Flashbacks are used to explain why Advait decides to embark on a murder-spree, days after he is released for serving five years in prison under fabricated charges. The general storyline was not unlike that of movies Ek Villain and Kaabil; all three of them following male protagonists on their journey to defend the honor of their dead (and pregnant) lovers. As soon as I saw Disha Patani’s character, Sara, the walking definition of a manic pixie dream girl, full of love, full of hope, full of potential to piece together the pieces of Advait’s heart; I knew she was going to die. But what does this say about how Indian cinema represents women? 

The big twist is that Sara is the mastermind behind the murders. Bollywood movies are so accustomed to feeding the public the same story about helpless women over and over again; that I was genuinely surprised.
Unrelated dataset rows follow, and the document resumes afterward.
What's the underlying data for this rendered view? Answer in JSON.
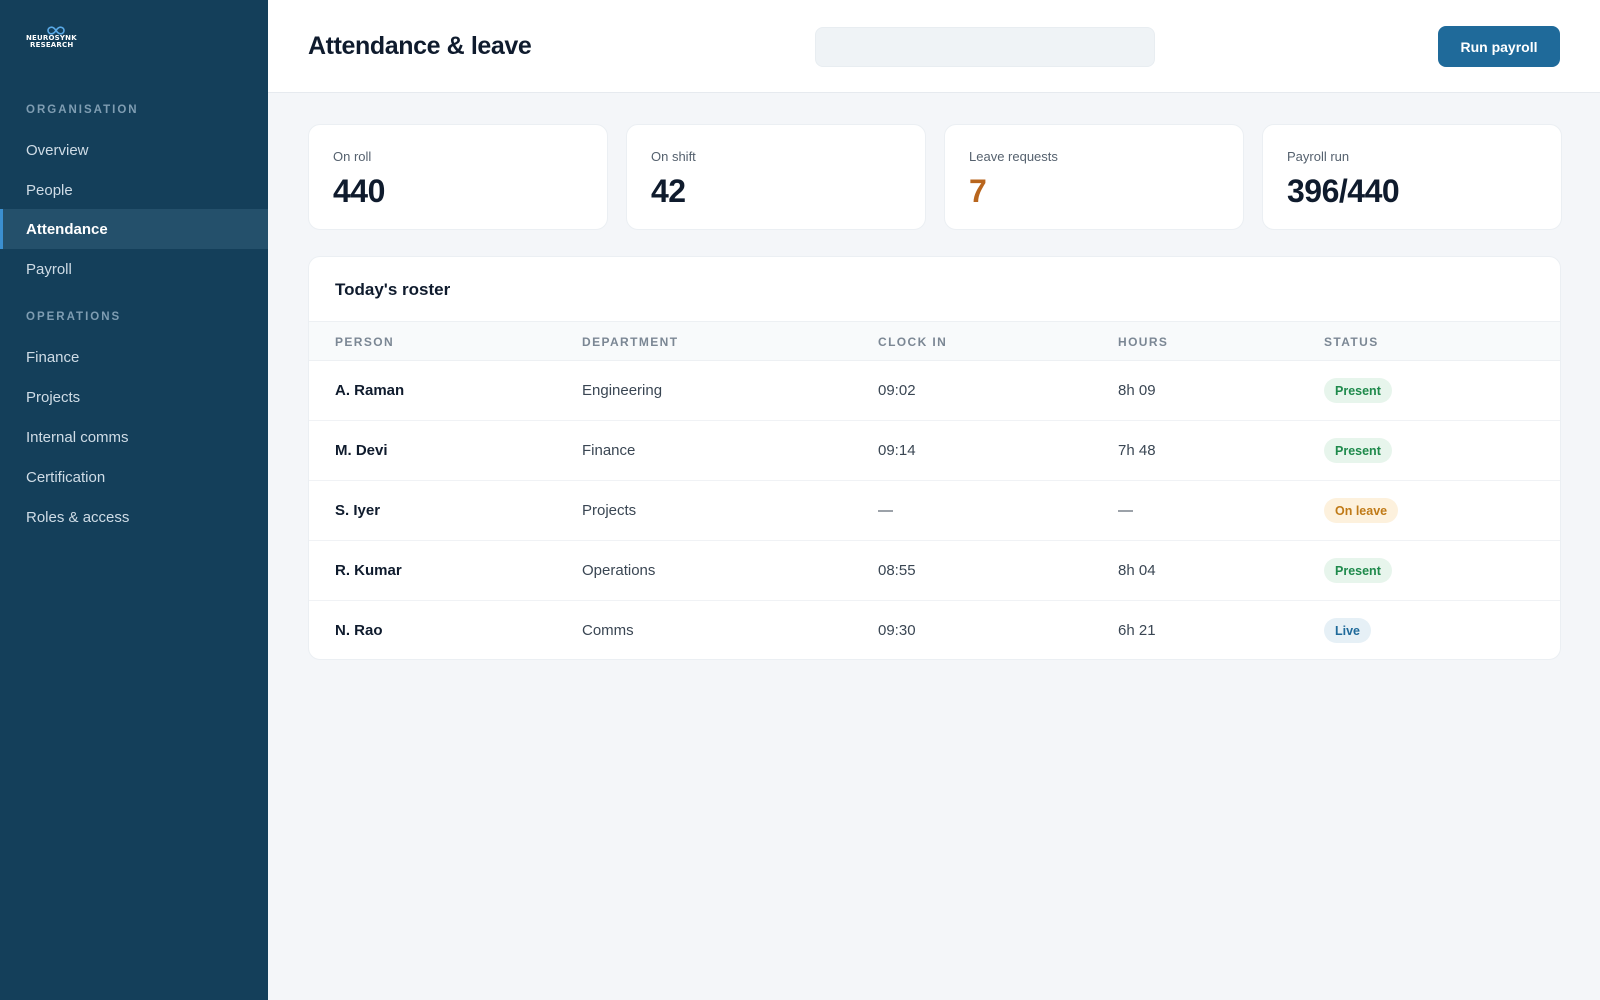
{
  "brand": {
    "line1": "NEUROSYNK",
    "line2": "RESEARCH"
  },
  "sidebar": {
    "sections": [
      {
        "label": "ORGANISATION",
        "items": [
          {
            "label": "Overview",
            "active": false
          },
          {
            "label": "People",
            "active": false
          },
          {
            "label": "Attendance",
            "active": true
          },
          {
            "label": "Payroll",
            "active": false
          }
        ]
      },
      {
        "label": "OPERATIONS",
        "items": [
          {
            "label": "Finance",
            "active": false
          },
          {
            "label": "Projects",
            "active": false
          },
          {
            "label": "Internal comms",
            "active": false
          },
          {
            "label": "Certification",
            "active": false
          },
          {
            "label": "Roles & access",
            "active": false
          }
        ]
      }
    ]
  },
  "header": {
    "title": "Attendance & leave",
    "search_value": "",
    "primary_action": "Run payroll"
  },
  "stats": [
    {
      "label": "On roll",
      "value": "440"
    },
    {
      "label": "On shift",
      "value": "42"
    },
    {
      "label": "Leave requests",
      "value": "7",
      "highlight": "#b8651d"
    },
    {
      "label": "Payroll run",
      "value": "396/440"
    }
  ],
  "roster": {
    "title": "Today's roster",
    "columns": [
      "PERSON",
      "DEPARTMENT",
      "CLOCK IN",
      "HOURS",
      "STATUS"
    ],
    "rows": [
      {
        "person": "A. Raman",
        "department": "Engineering",
        "clock_in": "09:02",
        "hours": "8h 09",
        "status": "Present"
      },
      {
        "person": "M. Devi",
        "department": "Finance",
        "clock_in": "09:14",
        "hours": "7h 48",
        "status": "Present"
      },
      {
        "person": "S. Iyer",
        "department": "Projects",
        "clock_in": "—",
        "hours": "—",
        "status": "On leave"
      },
      {
        "person": "R. Kumar",
        "department": "Operations",
        "clock_in": "08:55",
        "hours": "8h 04",
        "status": "Present"
      },
      {
        "person": "N. Rao",
        "department": "Comms",
        "clock_in": "09:30",
        "hours": "6h 21",
        "status": "Live"
      }
    ]
  },
  "colors": {
    "sidebar_bg": "#143f5a",
    "accent": "#1f6a9a",
    "present": "#1f8a4c",
    "leave": "#c07a17",
    "live": "#1f6a9a"
  }
}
Why is the woman scorned a trope that hasn’t been explored as extensively? Vengeful women deviate from the norm, especially ones that spend five years plotting foolproof murder against seemingly honorable, family-oriented men. But does this plot point work as a feminist narrative? Patani sacrifices screentime surrounding the murders, only to be revealed as the real perpetrator in a supercut toward the end.
It is hard to tell if the storyline was well-intentioned or written in for shock value. For a movie exploring female agency, Malang is unsurprisingly male-focused, catering to male audiences until the very end. Ultimately, I didn’t find the real revelation to be that the ‘good cop’ was an abuser and a murderer, or that the police force would cover up violent crimes against women; but that it was not only possible for a woman to survive the wrath of such injustices, it was possible for her to fight back and win.

Filed under: